Problem to work on = Check each line of the listing below for the string "Rezerwuj", then copy every line that has it.

Supplied material =
....

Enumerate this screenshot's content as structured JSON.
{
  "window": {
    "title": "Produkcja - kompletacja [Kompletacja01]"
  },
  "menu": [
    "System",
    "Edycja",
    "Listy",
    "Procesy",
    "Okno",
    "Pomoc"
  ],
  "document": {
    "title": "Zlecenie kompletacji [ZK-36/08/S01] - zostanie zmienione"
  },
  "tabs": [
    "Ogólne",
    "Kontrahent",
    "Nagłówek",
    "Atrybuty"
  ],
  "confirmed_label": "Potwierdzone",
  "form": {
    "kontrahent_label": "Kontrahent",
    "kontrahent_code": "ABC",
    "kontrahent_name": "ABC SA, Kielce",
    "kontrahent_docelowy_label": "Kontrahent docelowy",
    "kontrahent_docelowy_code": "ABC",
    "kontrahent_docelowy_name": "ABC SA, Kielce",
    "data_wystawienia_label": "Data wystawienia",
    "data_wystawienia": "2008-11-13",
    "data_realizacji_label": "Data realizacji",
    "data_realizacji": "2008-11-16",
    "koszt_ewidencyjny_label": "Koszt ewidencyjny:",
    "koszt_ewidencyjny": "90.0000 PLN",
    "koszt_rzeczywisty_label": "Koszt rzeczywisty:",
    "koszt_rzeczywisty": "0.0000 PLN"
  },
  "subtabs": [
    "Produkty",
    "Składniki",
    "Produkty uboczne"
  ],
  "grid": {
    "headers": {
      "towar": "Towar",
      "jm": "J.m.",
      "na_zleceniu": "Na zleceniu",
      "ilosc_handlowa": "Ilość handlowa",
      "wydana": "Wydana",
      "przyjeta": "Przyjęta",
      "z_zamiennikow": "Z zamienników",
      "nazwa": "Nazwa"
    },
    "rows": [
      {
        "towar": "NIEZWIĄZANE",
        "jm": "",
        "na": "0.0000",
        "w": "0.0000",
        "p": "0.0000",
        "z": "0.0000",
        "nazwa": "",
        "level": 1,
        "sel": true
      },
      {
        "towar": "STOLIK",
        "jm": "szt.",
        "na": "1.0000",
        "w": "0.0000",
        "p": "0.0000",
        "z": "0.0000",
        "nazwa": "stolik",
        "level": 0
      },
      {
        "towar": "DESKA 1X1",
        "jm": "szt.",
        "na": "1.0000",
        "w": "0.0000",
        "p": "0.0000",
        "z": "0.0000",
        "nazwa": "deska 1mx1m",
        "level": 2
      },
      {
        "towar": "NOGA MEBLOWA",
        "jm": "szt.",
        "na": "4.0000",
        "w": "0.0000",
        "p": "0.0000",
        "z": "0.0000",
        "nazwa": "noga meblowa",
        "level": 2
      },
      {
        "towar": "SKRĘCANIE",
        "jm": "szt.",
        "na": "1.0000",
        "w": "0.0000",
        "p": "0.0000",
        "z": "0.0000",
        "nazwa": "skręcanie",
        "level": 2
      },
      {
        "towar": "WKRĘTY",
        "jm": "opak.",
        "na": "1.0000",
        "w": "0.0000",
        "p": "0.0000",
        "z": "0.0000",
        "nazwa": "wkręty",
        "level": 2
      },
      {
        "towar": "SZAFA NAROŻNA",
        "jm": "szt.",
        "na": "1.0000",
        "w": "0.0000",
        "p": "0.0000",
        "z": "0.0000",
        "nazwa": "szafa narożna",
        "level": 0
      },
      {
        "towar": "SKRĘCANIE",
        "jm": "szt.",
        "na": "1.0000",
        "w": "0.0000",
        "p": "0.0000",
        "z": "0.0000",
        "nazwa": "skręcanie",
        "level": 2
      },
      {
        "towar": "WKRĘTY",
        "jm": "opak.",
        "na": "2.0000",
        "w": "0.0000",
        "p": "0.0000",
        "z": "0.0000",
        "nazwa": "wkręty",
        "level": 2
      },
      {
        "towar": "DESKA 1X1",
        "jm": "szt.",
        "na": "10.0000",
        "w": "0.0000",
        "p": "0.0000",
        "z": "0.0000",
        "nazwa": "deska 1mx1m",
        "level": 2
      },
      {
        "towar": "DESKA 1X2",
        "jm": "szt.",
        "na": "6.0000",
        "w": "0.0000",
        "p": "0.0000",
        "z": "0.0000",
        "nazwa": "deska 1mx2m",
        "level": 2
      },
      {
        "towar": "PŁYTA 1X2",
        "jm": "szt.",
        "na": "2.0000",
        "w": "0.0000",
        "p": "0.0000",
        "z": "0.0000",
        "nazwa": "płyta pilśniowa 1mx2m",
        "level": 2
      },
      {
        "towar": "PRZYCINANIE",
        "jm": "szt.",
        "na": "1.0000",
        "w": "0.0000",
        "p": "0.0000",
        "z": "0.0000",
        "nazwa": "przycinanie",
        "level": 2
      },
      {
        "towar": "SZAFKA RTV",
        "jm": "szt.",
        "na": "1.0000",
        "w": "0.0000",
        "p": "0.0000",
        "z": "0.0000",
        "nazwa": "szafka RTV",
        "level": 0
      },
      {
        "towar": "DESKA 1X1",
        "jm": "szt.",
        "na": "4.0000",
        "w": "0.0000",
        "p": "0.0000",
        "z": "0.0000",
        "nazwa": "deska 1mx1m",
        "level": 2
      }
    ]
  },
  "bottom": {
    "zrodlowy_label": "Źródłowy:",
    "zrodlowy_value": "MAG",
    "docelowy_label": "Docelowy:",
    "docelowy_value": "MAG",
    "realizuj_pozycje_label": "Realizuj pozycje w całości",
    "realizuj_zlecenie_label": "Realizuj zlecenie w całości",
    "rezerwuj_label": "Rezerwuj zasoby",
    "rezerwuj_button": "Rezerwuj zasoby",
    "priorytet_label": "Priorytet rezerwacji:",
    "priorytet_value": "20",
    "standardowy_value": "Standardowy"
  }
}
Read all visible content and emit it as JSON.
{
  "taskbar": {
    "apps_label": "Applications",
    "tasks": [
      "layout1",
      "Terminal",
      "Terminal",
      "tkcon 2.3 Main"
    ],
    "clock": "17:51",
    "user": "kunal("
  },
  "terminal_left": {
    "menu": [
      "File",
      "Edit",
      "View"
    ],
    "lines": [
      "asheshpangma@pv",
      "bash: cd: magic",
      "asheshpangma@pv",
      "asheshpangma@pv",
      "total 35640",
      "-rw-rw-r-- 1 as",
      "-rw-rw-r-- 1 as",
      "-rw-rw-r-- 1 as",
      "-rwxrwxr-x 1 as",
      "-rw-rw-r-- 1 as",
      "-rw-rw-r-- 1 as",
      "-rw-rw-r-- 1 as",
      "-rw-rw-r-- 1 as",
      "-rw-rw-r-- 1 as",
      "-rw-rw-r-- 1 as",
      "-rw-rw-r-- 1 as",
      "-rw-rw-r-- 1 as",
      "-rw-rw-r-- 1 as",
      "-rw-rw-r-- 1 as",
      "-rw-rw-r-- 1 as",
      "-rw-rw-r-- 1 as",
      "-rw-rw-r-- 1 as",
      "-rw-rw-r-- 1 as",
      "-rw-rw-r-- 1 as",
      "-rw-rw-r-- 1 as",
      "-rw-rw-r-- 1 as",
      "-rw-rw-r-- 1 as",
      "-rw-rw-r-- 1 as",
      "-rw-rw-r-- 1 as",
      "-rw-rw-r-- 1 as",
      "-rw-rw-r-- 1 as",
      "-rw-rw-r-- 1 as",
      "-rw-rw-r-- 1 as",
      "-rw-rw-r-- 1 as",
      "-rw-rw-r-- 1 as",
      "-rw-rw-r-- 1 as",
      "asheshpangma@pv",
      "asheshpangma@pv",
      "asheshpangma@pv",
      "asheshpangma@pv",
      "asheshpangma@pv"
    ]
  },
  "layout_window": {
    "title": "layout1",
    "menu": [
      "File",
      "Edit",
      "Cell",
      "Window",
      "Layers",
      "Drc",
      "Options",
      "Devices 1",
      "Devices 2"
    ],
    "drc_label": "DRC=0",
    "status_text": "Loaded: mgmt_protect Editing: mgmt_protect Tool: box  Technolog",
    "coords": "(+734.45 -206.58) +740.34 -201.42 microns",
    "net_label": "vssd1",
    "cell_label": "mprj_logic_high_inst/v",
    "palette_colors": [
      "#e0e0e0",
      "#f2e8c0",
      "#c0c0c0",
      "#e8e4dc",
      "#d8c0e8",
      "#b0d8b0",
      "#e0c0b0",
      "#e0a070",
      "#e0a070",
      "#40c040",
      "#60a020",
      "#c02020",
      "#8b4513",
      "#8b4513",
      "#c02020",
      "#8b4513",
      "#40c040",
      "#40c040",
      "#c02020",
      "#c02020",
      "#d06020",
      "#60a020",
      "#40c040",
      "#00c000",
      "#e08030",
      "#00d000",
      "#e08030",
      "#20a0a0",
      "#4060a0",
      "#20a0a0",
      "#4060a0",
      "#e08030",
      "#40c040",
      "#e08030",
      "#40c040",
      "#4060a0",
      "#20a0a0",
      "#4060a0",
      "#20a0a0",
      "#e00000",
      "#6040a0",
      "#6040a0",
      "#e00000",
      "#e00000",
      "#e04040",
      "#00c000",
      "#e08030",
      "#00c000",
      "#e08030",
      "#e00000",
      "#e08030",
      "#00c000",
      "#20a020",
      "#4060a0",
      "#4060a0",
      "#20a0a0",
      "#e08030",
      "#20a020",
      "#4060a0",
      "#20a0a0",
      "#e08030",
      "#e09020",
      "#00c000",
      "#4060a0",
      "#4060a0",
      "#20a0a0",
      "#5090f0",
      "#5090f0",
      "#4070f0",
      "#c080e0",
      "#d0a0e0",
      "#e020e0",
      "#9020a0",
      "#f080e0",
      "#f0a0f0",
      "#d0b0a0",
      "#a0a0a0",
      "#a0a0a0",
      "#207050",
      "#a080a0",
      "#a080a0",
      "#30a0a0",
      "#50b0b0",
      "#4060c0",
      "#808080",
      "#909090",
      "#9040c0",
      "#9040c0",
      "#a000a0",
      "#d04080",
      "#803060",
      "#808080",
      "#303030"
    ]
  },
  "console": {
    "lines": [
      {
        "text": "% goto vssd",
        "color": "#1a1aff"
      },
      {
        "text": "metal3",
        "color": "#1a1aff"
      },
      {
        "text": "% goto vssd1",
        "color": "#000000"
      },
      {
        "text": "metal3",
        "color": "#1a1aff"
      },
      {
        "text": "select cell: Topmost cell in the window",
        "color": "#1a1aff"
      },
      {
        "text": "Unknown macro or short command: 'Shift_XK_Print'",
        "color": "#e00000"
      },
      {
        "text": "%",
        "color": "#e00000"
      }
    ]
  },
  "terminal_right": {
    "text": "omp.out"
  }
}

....

Your solution =
    "rezerwuj_label": "Rezerwuj zasoby",
    "rezerwuj_button": "Rezerwuj zasoby",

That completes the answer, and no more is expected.